The worst lecture I ever gave was to a kindergarten class in Princeton. I had just arrived from India as a visiting scholar at the Institute for Advanced Study and the principal of my son’s elementary school invited me to speak on India — its culture, its geography and “of course some economics”, he added politely. Aware that kindergarteners suffer from acute attention deficit disorder, I decided to capture their interest at the start with an arresting account of how to save oneself in the event of a bear attack in an Indian forest. My teacher had told me when I myself was in KG that the trick was to lie on the ground motionless, holding one’s breath and pretending to be dead. Bears have little interest in corpses; so they would sniff and then walk away. The children listened riveted.
Seizing the opportunity, I moved to more serious topics, beginning with India’s large population. But before I could say “million”, a little hand went up. Could I please tell him how he should save himself in an Indian forest if he were attacked by a tiger. Not wanting to scare a little mind with the truth — “there is no chance in hell”, I said that he should aim for the animal’s eyes. Once he had gouged them out (the presumption being the tiger will sit quietly like a customer on a barber’s stool), the tiger would not know where to bite and the boy could simply walk away. They all laughed at how easy it was.
I realised I was making it a bit too interesting because no sooner had I finished on the topic of the tiger than I was asked about the art of escaping from a snake attack. And then we were on to the rhino, the elephant, the lion, an elephant and a snake together and other imaginative coalitions. The teachers and the principal watched me in bewilderment devoting a full 45 minutes to the art of fending off attacks in the Indian wild, no doubt wondering what kind of economics research I did and also why anyone ever died in an Indian forest.
My second-worst lecture was at a school for the poor, a few miles outside Kolkata. I had just finished my PhD from London and returned to India. My mother, with her unwavering urge to help less-fortunate children and equally absolute belief in my abilities, persuaded the school’s principal, whom she had met somewhere once, that he should invite me to speak so that I could inspire the children to go on to higher education and contribute to the world. The principal was reluctant, but my mother is strong willed.
My mother came on that occasion and over tea in the principal’s office told him how brilliant and famous I was; he nodded in courteous agreement. We then went to the classroom, a cavernous hall with some fifty rowdy children in their early teens. The atmosphere was that of a correctional facility. The principal began by saying how they were lucky to have me speak to them, that I was dedicated to spreading education in India, that I was an economist committed to change.
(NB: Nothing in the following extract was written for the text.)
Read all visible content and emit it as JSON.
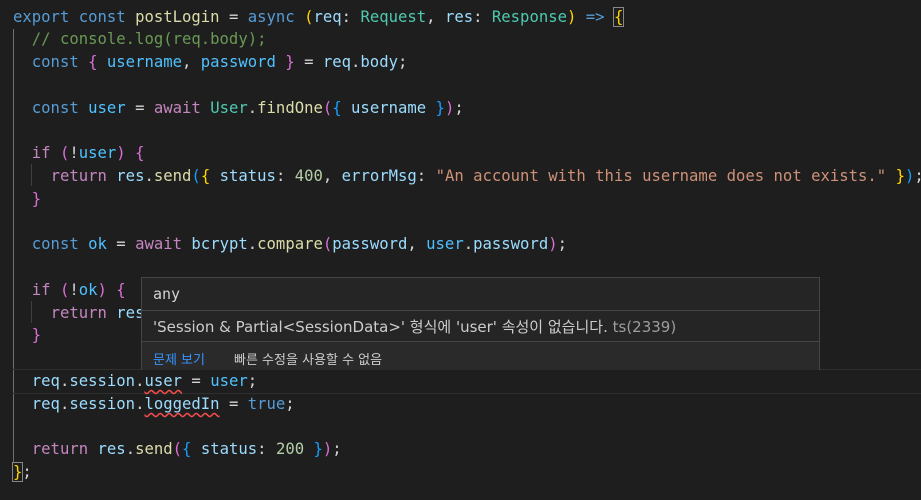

He went on and on, describing me more than once as “this famous economist.” I did puzzle about the length and content of the introduction but did not realise that the poor man was prevaricating while waiting for that light-bulb moment. It never came. He eventually had no choice; he turned to me and asked, “Excuse me, what is your name?”
The children were poor but not unintelligent. The class broke out in a roar; I was destroyed and gave an incoherent lecture.
My mother is now about to turn 90. So many years on, she continues to be an optimist — for India, for the world. She also remains steadfast in her belief that I am doing good work. Her only sign of age is the occasional tripping up on words, such as confusing between ‘economist’ and ‘communist’. On a recent visit to Kolkata, I told her that I would soon be on my way to Delhi for an international conference of economists, exaggerating its importance a little to make her feel happy. She listened with great interest and, as soon as I stepped out of the room, I heard her phone a favourite cousin of hers and tell her, that I was headed to Delhi to participate in a conference, where “leading communists from all over the world were gathering to discuss how to make the world a better place”.
(Kaushik Basu is C. Marks Professor and Director, Center for Analytic Economics, Cornell University)